1. variant of chlor- 1 before a consonant:



  1. variant of chlor- 2 before a consonant:




  1. indicating the colour green


  2. chlorine


“Collins English Dictionary — Complete & Unabridged” 2012 Digital Edition © William Collins Sons & Co. Ltd. 1979, 1986 © HarperCollins Publishers 1998, 2000, 2003, 2005, 2006, 2007, 2009, 2012

Discover More

Example Sentences

Chloro-percha, gutta-percha, and oxychlorid of zinc are much better for this purpose.

Chloro-bromo-iodide of silver has also been recognized as a mineral and called iodembolite.

The chloride and chloro-bromide have been found in several Cornish mines, but never in very large amounts.

A chloro-fluoride, PbClF, is obtained by adding sodium fluoride to a solution of lead chloride.

The chloro-, bromo-, iodo-, sulpho- and nitro-compounds show very little effect as a rule.


Discover More

Words That Use Chloro-

What does chloro- mean?

Chloro- is a combining form used like a prefix that can mean “green” or indicate the chemical element chlorine. It is used in many medical and scientific terms, especially in biology and chemistry.

Chloro- comes from the Greek chlōrós, meaning “light green” or “greenish yellow.” Chlorine is so named because the gas has a pale green color.

Chloro- is a variant of chlor-, as in chloranil, used when combined with words or word elements beginning with a consonant. However, in chemistry, chlor- is also often combined to words or word elements beginning with consonants.

Want to know more? Read our Words That Use chlor article.

Examples of chloro-

A word you are likely familiar with that features chloro- is chlorophyll, “the green coloring matter of leaves and plants.”

As we know, the first part of the word, chloro-, means “green.” The second part of the word, phyll, means “leaf,” from the Greek phýllon.
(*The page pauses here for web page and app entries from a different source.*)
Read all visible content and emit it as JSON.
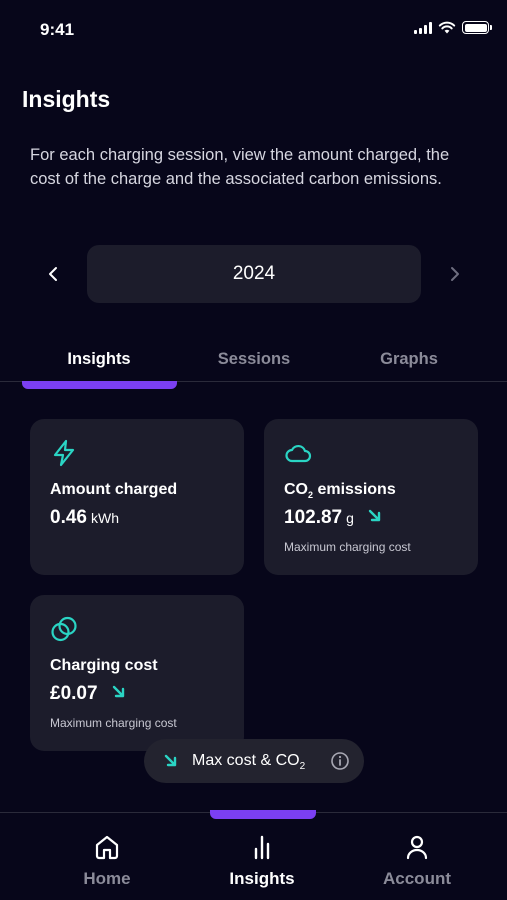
{
  "status_bar": {
    "time": "9:41"
  },
  "header": {
    "title": "Insights",
    "description": "For each charging session, view the amount charged, the cost of the charge and the associated carbon emissions."
  },
  "year_selector": {
    "year": "2024"
  },
  "tabs": [
    {
      "label": "Insights",
      "active": true
    },
    {
      "label": "Sessions",
      "active": false
    },
    {
      "label": "Graphs",
      "active": false
    }
  ],
  "cards": {
    "amount_charged": {
      "title": "Amount charged",
      "value": "0.46",
      "unit": "kWh",
      "icon": "lightning-icon"
    },
    "co2_emissions": {
      "title_prefix": "CO",
      "title_sub": "2",
      "title_suffix": " emissions",
      "value": "102.87",
      "unit": "g",
      "note": "Maximum charging cost",
      "icon": "cloud-icon"
    },
    "charging_cost": {
      "title": "Charging cost",
      "value": "£0.07",
      "note": "Maximum charging cost",
      "icon": "coins-icon"
    }
  },
  "chip": {
    "label_prefix": "Max cost & CO",
    "label_sub": "2",
    "icon": "info-icon"
  },
  "bottom_nav": [
    {
      "label": "Home",
      "icon": "home-icon",
      "active": false
    },
    {
      "label": "Insights",
      "icon": "bar-chart-icon",
      "active": true
    },
    {
      "label": "Account",
      "icon": "user-icon",
      "active": false
    }
  ],
  "colors": {
    "background": "#07061a",
    "card": "#1c1c2b",
    "accent": "#7b3ff2",
    "teal": "#2ad4c4"
  }
}
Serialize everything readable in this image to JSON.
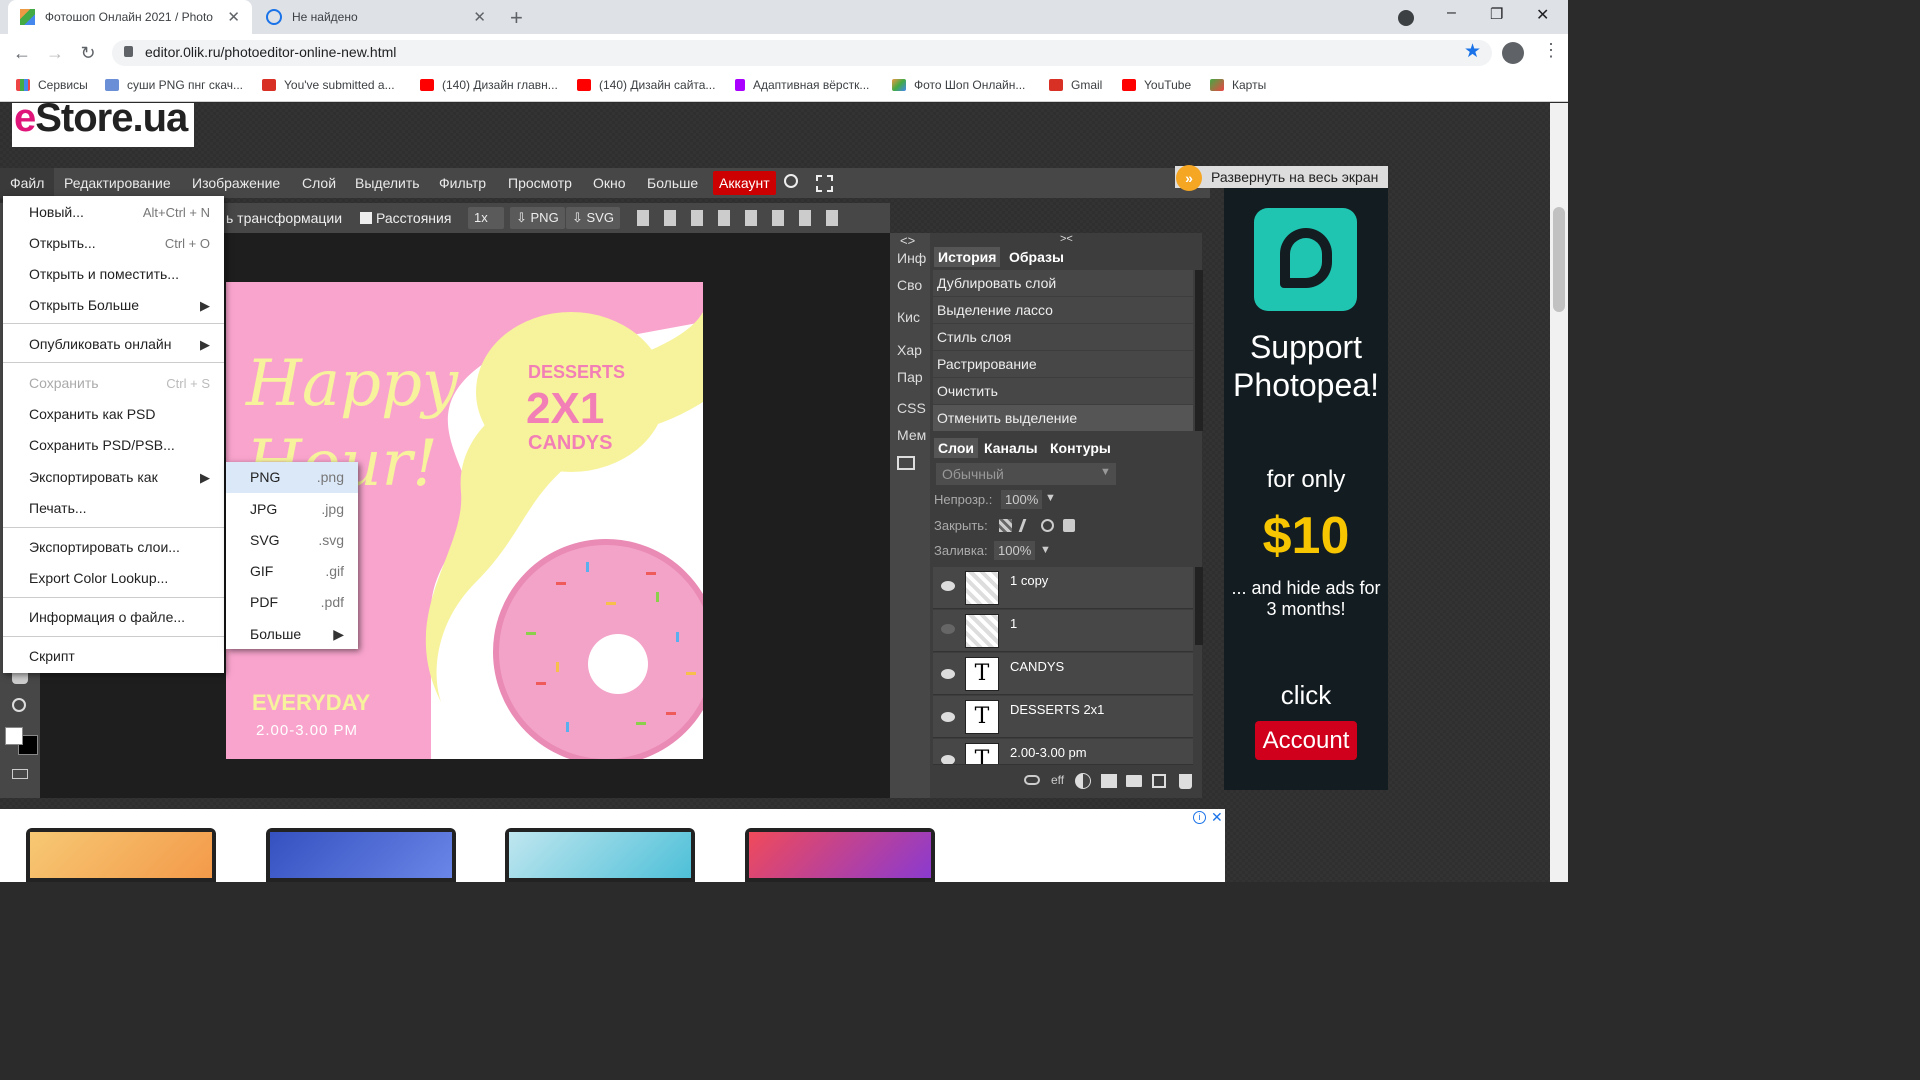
{
  "browser": {
    "tabs": [
      {
        "title": "Фотошоп Онлайн 2021 / Photo",
        "active": true
      },
      {
        "title": "Не найдено",
        "active": false
      }
    ],
    "new_tab": "+",
    "window_controls": [
      "–",
      "❐",
      "✕"
    ],
    "url": "editor.0lik.ru/photoeditor-online-new.html",
    "bookmarks": [
      "Сервисы",
      "суши PNG пнг скач...",
      "You've submitted a...",
      "(140) Дизайн главн...",
      "(140) Дизайн сайта...",
      "Адаптивная вёрстк...",
      "Фото Шоп Онлайн...",
      "Gmail",
      "YouTube",
      "Карты"
    ]
  },
  "site": {
    "logo_prefix": "e",
    "logo_text": "Store.ua"
  },
  "menubar": [
    "Файл",
    "Редактирование",
    "Изображение",
    "Слой",
    "Выделить",
    "Фильтр",
    "Просмотр",
    "Окно",
    "Больше"
  ],
  "account_label": "Аккаунт",
  "options_bar": {
    "transform": "ь трансформации",
    "distances": "Расстояния",
    "zoom": "1x",
    "png": "PNG",
    "svg": "SVG"
  },
  "file_menu": [
    {
      "label": "Новый...",
      "shortcut": "Alt+Ctrl + N"
    },
    {
      "label": "Открыть...",
      "shortcut": "Ctrl + O"
    },
    {
      "label": "Открыть и поместить...",
      "shortcut": ""
    },
    {
      "label": "Открыть Больше",
      "shortcut": "▶"
    },
    {
      "label": "Опубликовать онлайн",
      "shortcut": "▶"
    },
    {
      "label": "Сохранить",
      "shortcut": "Ctrl + S"
    },
    {
      "label": "Сохранить как PSD",
      "shortcut": ""
    },
    {
      "label": "Сохранить PSD/PSB...",
      "shortcut": ""
    },
    {
      "label": "Экспортировать как",
      "shortcut": "▶"
    },
    {
      "label": "Печать...",
      "shortcut": ""
    },
    {
      "label": "Экспортировать слои...",
      "shortcut": ""
    },
    {
      "label": "Export Color Lookup...",
      "shortcut": ""
    },
    {
      "label": "Информация о файле...",
      "shortcut": ""
    },
    {
      "label": "Скрипт",
      "shortcut": ""
    }
  ],
  "export_submenu": [
    {
      "label": "PNG",
      "ext": ".png"
    },
    {
      "label": "JPG",
      "ext": ".jpg"
    },
    {
      "label": "SVG",
      "ext": ".svg"
    },
    {
      "label": "GIF",
      "ext": ".gif"
    },
    {
      "label": "PDF",
      "ext": ".pdf"
    },
    {
      "label": "Больше",
      "ext": "▶"
    }
  ],
  "canvas": {
    "happy": "Happy",
    "hour": "Hour!",
    "desserts": "DESSERTS",
    "deal": "2X1",
    "candys": "CANDYS",
    "everyday": "EVERYDAY",
    "time": "2.00-3.00 PM"
  },
  "side_tabs": [
    "Инф",
    "Сво",
    "Кис",
    "Хар",
    "Пар",
    "CSS",
    "Мем"
  ],
  "panel": {
    "collapse_left": "<>",
    "collapse_right": "><",
    "history_tab": "История",
    "images_tab": "Образы",
    "history": [
      "Дублировать слой",
      "Выделение лассо",
      "Стиль слоя",
      "Растрирование",
      "Очистить",
      "Отменить выделение"
    ],
    "layers_tab": "Слои",
    "channels_tab": "Каналы",
    "paths_tab": "Контуры",
    "blend": "Обычный",
    "opacity_label": "Непрозр.:",
    "opacity": "100%",
    "lock_label": "Закрыть:",
    "fill_label": "Заливка:",
    "fill": "100%",
    "layers": [
      {
        "name": "1 copy",
        "visible": true,
        "type": "raster"
      },
      {
        "name": "1",
        "visible": false,
        "type": "raster"
      },
      {
        "name": "CANDYS",
        "visible": true,
        "type": "text"
      },
      {
        "name": "DESSERTS 2x1",
        "visible": true,
        "type": "text"
      },
      {
        "name": "2.00-3.00 pm",
        "visible": true,
        "type": "text"
      }
    ],
    "eff": "eff"
  },
  "ad": {
    "expand": "Развернуть на весь экран",
    "support": "Support Photopea!",
    "for_only": "for only",
    "price": "$10",
    "hide": "... and hide ads for 3 months!",
    "click": "click",
    "account": "Account"
  },
  "colors": {
    "accent": "#cc0000",
    "pink": "#f9a4cd",
    "yellow": "#f7f39c",
    "ad_teal": "#1fc5b0",
    "ad_price": "#f7c600"
  }
}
The word chlorophyll, then, literally translates to “green leaf.” How sensible!

What are some words that use the combining form chloro-?

What are some other forms that chloro- may be commonly confused with?

Break it down!

What elements do chemical compounds known as chlorocarbons always contain?